■ Exercise instructions:
The answer is one number: how many lines in the data below hold "JSON".

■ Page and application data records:
■ ■ ■ ■

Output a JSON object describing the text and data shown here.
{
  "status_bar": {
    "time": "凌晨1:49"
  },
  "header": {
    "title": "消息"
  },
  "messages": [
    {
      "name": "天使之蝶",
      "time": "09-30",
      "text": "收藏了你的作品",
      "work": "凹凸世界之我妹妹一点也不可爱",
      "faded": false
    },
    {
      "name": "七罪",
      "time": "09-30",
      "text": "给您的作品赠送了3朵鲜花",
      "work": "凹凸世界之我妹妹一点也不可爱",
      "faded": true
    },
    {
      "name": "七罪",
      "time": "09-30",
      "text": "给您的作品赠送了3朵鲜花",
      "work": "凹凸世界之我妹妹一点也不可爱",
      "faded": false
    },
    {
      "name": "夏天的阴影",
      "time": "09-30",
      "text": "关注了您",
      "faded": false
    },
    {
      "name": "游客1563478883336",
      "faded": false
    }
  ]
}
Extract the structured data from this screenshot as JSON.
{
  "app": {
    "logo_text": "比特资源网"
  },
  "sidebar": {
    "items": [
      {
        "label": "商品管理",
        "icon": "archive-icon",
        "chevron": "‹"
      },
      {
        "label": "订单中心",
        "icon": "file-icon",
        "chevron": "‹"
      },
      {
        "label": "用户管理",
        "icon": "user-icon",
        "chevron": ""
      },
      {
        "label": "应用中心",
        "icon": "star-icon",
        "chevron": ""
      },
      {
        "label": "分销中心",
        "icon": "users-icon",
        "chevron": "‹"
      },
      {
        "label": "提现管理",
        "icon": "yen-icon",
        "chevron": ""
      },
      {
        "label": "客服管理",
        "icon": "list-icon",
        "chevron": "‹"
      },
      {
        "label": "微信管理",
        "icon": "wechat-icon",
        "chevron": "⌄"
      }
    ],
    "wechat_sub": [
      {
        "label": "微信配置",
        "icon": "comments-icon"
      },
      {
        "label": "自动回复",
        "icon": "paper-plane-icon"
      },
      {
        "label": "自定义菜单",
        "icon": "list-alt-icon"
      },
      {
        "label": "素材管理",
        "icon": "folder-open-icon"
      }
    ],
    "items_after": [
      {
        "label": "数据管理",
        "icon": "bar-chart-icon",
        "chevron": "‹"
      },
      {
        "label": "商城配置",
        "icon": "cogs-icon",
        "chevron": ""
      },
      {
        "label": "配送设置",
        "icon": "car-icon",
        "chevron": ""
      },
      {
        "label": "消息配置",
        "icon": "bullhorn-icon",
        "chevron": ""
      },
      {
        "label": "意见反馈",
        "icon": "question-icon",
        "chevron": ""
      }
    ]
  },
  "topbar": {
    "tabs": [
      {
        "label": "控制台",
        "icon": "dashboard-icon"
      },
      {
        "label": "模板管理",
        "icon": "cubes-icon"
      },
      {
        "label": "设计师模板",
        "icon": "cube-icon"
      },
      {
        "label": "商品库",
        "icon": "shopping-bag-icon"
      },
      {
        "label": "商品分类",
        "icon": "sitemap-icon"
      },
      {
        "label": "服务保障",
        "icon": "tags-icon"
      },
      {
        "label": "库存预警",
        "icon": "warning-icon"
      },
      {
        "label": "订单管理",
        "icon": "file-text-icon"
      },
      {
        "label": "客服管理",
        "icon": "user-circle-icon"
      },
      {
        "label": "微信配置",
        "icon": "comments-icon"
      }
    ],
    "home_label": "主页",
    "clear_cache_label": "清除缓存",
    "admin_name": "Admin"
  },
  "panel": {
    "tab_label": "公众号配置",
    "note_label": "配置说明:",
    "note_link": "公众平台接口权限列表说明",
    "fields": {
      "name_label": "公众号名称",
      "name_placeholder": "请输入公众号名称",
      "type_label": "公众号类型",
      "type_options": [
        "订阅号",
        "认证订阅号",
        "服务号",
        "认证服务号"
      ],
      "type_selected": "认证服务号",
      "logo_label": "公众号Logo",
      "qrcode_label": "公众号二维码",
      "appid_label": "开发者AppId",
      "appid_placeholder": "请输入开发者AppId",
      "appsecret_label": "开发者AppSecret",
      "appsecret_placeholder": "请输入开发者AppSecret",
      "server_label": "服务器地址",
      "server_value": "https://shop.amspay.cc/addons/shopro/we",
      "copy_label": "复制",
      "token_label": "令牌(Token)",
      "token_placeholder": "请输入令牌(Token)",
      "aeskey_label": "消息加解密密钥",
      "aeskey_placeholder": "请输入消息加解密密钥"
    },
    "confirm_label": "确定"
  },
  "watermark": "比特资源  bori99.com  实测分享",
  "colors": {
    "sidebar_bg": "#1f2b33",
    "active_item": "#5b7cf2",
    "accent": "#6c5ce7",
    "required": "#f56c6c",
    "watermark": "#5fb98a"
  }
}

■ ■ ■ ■

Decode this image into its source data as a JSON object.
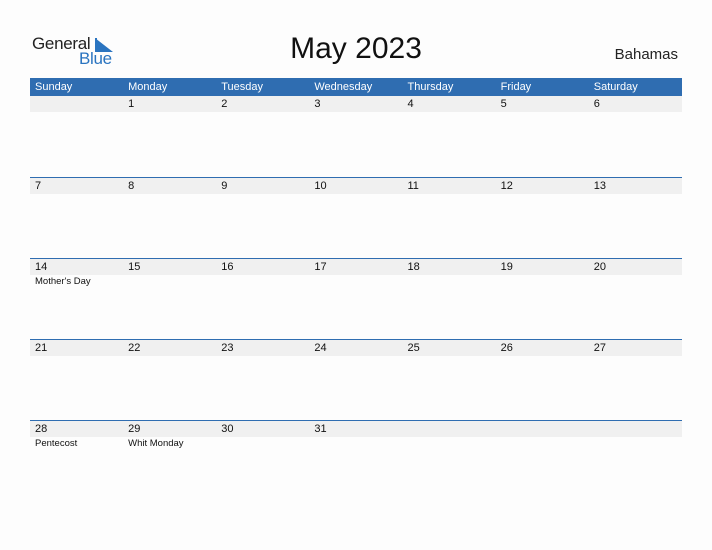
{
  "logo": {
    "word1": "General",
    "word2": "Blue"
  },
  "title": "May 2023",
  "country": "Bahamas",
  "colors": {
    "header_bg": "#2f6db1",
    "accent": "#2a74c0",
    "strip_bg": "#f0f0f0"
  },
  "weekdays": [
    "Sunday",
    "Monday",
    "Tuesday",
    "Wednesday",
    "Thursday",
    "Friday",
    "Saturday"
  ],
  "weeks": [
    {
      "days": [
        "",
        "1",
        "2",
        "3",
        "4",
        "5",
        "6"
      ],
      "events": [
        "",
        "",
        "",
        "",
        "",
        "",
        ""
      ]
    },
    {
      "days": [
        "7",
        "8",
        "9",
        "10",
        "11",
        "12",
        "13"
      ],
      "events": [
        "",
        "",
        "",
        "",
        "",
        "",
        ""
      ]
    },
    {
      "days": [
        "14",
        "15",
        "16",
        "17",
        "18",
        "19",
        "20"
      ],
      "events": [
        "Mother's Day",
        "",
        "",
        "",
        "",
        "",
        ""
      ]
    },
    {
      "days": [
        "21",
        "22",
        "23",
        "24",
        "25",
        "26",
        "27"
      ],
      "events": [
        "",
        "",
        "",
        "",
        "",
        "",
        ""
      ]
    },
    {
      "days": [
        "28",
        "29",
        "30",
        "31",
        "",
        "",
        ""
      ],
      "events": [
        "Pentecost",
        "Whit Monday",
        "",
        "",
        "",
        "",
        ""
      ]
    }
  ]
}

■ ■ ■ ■

■ Problem solution:
3